Now, Pietrzak most often plays pickup tennis, either with her boyfriend, Dennis Callahan, who also works in Division Newport’s Sensors and Sonar Systems Department, at the courts near their apartment, the clay courts at Naval Station Newport or on the grass courts at the International Tennis Hall of Fame in Newport. She also plays in a mixed-doubles league with her father, Ken Pietrzak, an Undersea Warfare Combat and C2 Systems Integration technical warrant holder (NAVSEA 05N).
For the family, that is the beauty of the sport. No matter how old or young, fast or slow, tennis provides an outlet for both creativity and competition.
“You can play it your whole life. After a while, you may not be as quick, but you can be a little more devious and be better at shot placements,” Sutherland said. “It’s a great sport.”
NUWC Newport is a shore command of the U.S. Navy within the Naval Sea Systems Command, which engineers, builds and supports America’s fleet of ships and combat systems.

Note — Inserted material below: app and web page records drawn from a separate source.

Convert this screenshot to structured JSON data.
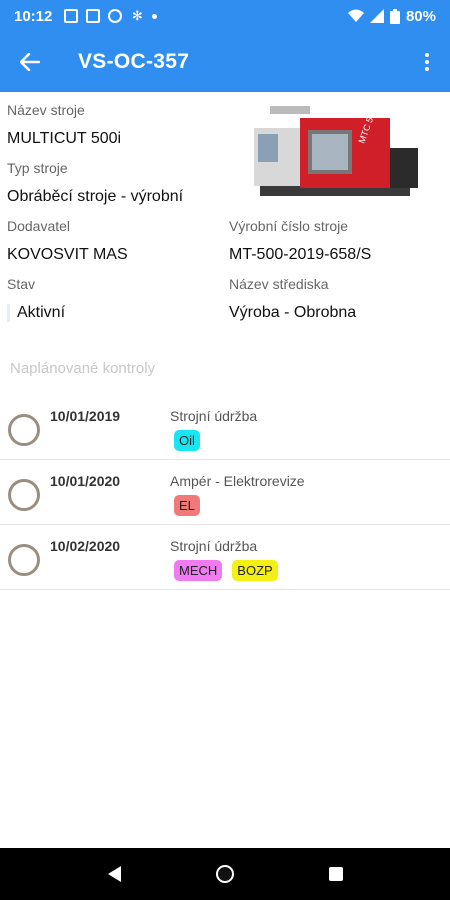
{
  "status_bar": {
    "time": "10:12",
    "battery": "80%"
  },
  "app_bar": {
    "title": "VS-OC-357",
    "back_icon": "arrow-back-icon",
    "menu_icon": "more-vert-icon"
  },
  "machine": {
    "name_label": "Název stroje",
    "name_value": "MULTICUT 500i",
    "type_label": "Typ stroje",
    "type_value": "Obráběcí stroje - výrobní",
    "supplier_label": "Dodavatel",
    "supplier_value": "KOVOSVIT MAS",
    "serial_label": "Výrobní číslo stroje",
    "serial_value": "MT-500-2019-658/S",
    "state_label": "Stav",
    "state_value": "Aktivní",
    "center_label": "Název střediska",
    "center_value": "Výroba - Obrobna",
    "image_text": "MTC 500"
  },
  "inspections": {
    "section_title": "Naplánované kontroly",
    "rows": [
      {
        "date": "10/01/2019",
        "type": "Strojní údržba",
        "tags": [
          {
            "label": "Oil",
            "color": "#19e6f0"
          }
        ]
      },
      {
        "date": "10/01/2020",
        "type": "Ampér - Elektrorevize",
        "tags": [
          {
            "label": "EL",
            "color": "#f07a7a"
          }
        ]
      },
      {
        "date": "10/02/2020",
        "type": "Strojní údržba",
        "tags": [
          {
            "label": "MECH",
            "color": "#f07af0"
          },
          {
            "label": "BOZP",
            "color": "#f5f014"
          }
        ]
      }
    ]
  },
  "colors": {
    "primary": "#2f8ef0"
  }
}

NUWC Newport provides research, development, test and evaluation, engineering and fleet support for submarines, autonomous underwater systems, undersea offensive and defensive weapons systems, and countermeasures associated with undersea warfare.
Currently celebrating its 150th anniversary, NUWC Newport is the oldest warfare center in the country, tracing its heritage to the Naval Torpedo Station established on Goat Island in Newport Harbor in 1869. Commanded by Captain Michael Coughlin, NUWC Newport maintains major detachments in West Palm Beach, Florida, and Andros Island in the Bahamas, as well as test facilities at Seneca Lake and Fisher's Island, New York, Leesburg, Florida, and Dodge Pond, Connecticut.